"'Deuce Bigalow: European Gigolo' makes a living prostituting himself. How much he charges I'm not sure, but the price is worth it if it keeps him off the streets and out of another movie." Rob Schneider played the title role. Columbia Pictures
After seeing "A Lot Like Love," Ebert wrote: "Judging by their dialogue, Oliver and Emily have never read a book or a newspaper, seen a movie, watched TV, had an idea, carried on an interesting conversation or ever thought much about anything. The movie thinks they are cute and funny, which is embarrassing, like your uncle who won't stop with the golf jokes." Ashton Kutcher and Amanda Peet were Oliver and Emily. Buena Vista Pictures
"The Usual Suspects" -- with Kevin Pollak, Stephen Baldwin, Benicio del Toro, Gabriel Byrne and Kevin Spacey -- won an Academy Award for Best Original Screenplay, by Christopher McQuarrie. Nonetheless, Ebert didn't like it. "I prefer to be amazed by motivation, not manipulation." Metro-Goldwyn-Mayer Studios Inc
How could Hollywood go wrong with a movie starring comedy kingpins Martin Short, Steve Martin and Chevy Chase? Ebert's answer: "Three Amigos." "This movie is too confident, too relaxed, too clever to be really funny." MGM
The pairing of Ben Affleck and Sandra Bullock in "Forces of Nature" failed to impress Ebert. "The movie is a dead zone of boring conversations, contrived emergencies, unbelievable characters and lame storytelling." Dreamworks
The Academy Award-nominated "Agnes of God," starring Jane Fonda and Meg Tilly received a one-star review from Ebert: "It considers, or pretends to consider, some of the most basic questions of human morality and treats them on the level of 'Nancy Drew and the Secret of the Old Convent.'" Columbia Pictures
Ebert called the popular teen sex comedy "Fast Times at Ridgemont High" a "scuz-pit of a movie." "... the makers of 'Fast Times at Ridgemont High' have an absolute gift for taking potentially funny situations and turning them into general embarrassment." From Universal Pictures
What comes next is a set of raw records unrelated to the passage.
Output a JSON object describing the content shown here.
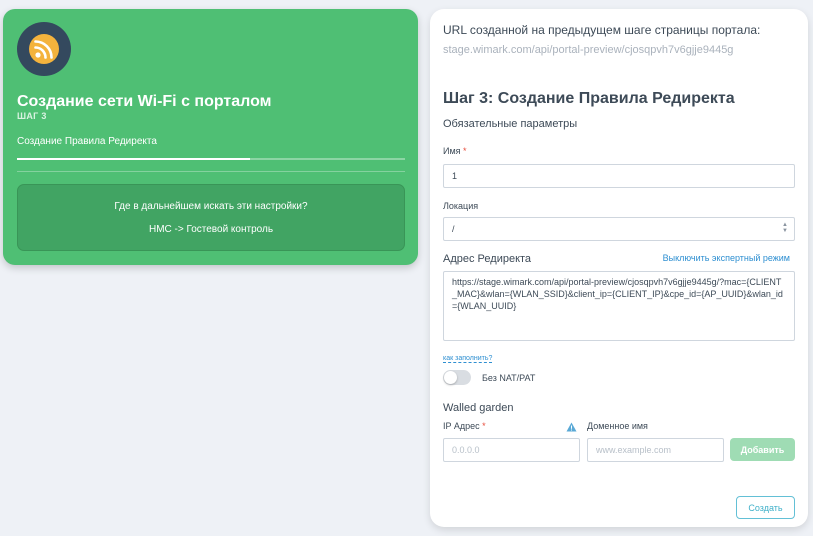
{
  "wizard": {
    "title": "Создание сети Wi-Fi с порталом",
    "step": "ШАГ 3",
    "substep": "Создание Правила Редиректа",
    "progress": 0.6,
    "info_question": "Где в дальнейшем искать эти настройки?",
    "info_answer": "НМС -> Гостевой контроль",
    "logo_icon": "wifi-icon"
  },
  "form": {
    "url_label": "URL созданной на предыдущем шаге страницы портала:",
    "url_value": "stage.wimark.com/api/portal-preview/cjosqpvh7v6gjje9445g",
    "heading": "Шаг 3: Создание Правила Редиректа",
    "required_params": "Обязательные параметры",
    "name_label": "Имя",
    "name_value": "1",
    "location_label": "Локация",
    "location_value": "/",
    "redirect_label": "Адрес Редиректа",
    "expert_link": "Выключить экспертный режим",
    "redirect_value": "https://stage.wimark.com/api/portal-preview/cjosqpvh7v6gjje9445g/?mac={CLIENT_MAC}&wlan={WLAN_SSID}&client_ip={CLIENT_IP}&cpe_id={AP_UUID}&wlan_id={WLAN_UUID}",
    "how_to_fill": "как заполнить?",
    "nat_label": "Без NAT/PAT",
    "nat_enabled": false,
    "walled_garden": "Walled garden",
    "ip_label": "IP Адрес",
    "ip_placeholder": "0.0.0.0",
    "domain_label": "Доменное имя",
    "domain_placeholder": "www.example.com",
    "add_button": "Добавить",
    "create_button": "Создать",
    "required_mark": "*"
  },
  "colors": {
    "green": "#4fbf74",
    "link": "#2e8fd1",
    "required": "#e74c3c"
  }
}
The romantic comedy "Splash" co-starred Daryl Hannah as a mermaid. "It's too bad the relentlessly conventional minds that made this movie couldn't have made the leap from sitcom to comedy." Touchstone Pictures
Before his death in 2013, Ebert wore a prosthesis after losing much of his jaw to thyroid cancer. During his career Ebert wrote thousands of movie reviews and, with Gene Siskel, co-hosted the iconic TV show "Siskel and Ebert At The Movies." Siskel died in 1999 after battling a brain tumor. Explore the fascinating world of Roger Ebert in the CNN Film "Life Itself" -- debuting Sunday, Jan. 4 at 9 p.m. ET. Randall Michelson/wireimage via getty images